■ What is expected:
Each entry should be set down exactly as written, except for any picture it holds.

■ Data to examine:

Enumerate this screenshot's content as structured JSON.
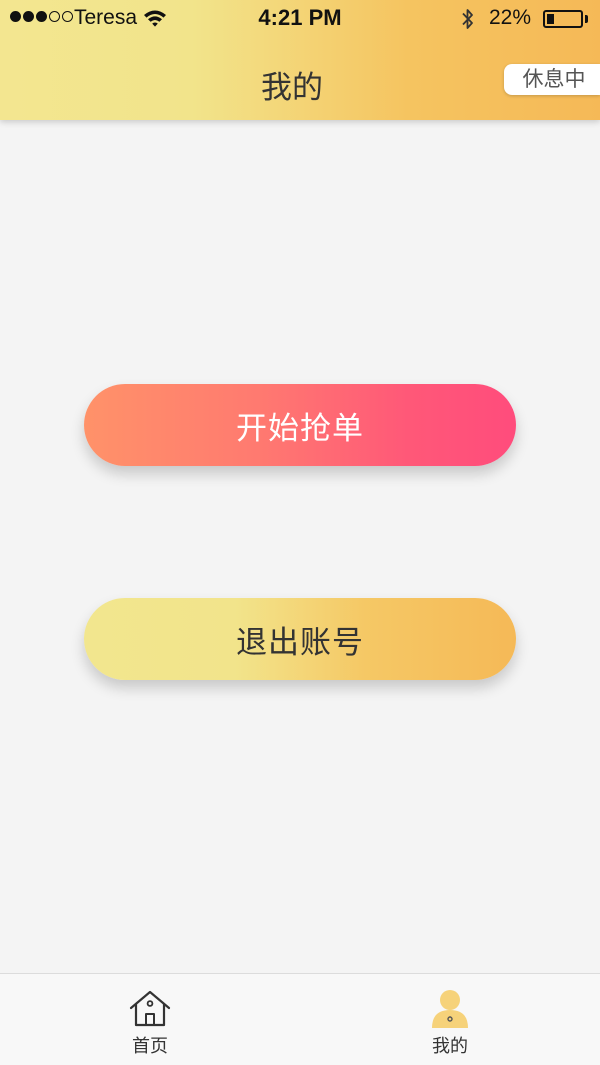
{
  "status_bar": {
    "carrier": "Teresa",
    "time": "4:21 PM",
    "battery": "22%",
    "battery_level": 0.22
  },
  "header": {
    "title": "我的",
    "status_chip": "休息中"
  },
  "actions": {
    "start_label": "开始抢单",
    "logout_label": "退出账号"
  },
  "tab_bar": {
    "items": [
      {
        "label": "首页",
        "icon": "home-icon",
        "active": false
      },
      {
        "label": "我的",
        "icon": "user-icon",
        "active": true
      }
    ]
  },
  "colors": {
    "header_gradient": [
      "#f3e690",
      "#f5b957"
    ],
    "start_gradient": [
      "#ff9269",
      "#ff4c7c"
    ],
    "logout_gradient": [
      "#f2e68e",
      "#f5b957"
    ],
    "active_tab_icon": "#f6d27a"
  }
}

■ Problem solution:
Enumerate this screenshot's content as structured JSON.
{
  "status_bar": {
    "carrier": "Teresa",
    "time": "4:21 PM",
    "battery": "22%",
    "battery_level": 0.22
  },
  "header": {
    "title": "我的",
    "status_chip": "休息中"
  },
  "actions": {
    "start_label": "开始抢单",
    "logout_label": "退出账号"
  },
  "tab_bar": {
    "items": [
      {
        "label": "首页",
        "icon": "home-icon",
        "active": false
      },
      {
        "label": "我的",
        "icon": "user-icon",
        "active": true
      }
    ]
  },
  "colors": {
    "header_gradient": [
      "#f3e690",
      "#f5b957"
    ],
    "start_gradient": [
      "#ff9269",
      "#ff4c7c"
    ],
    "logout_gradient": [
      "#f2e68e",
      "#f5b957"
    ],
    "active_tab_icon": "#f6d27a"
  }
}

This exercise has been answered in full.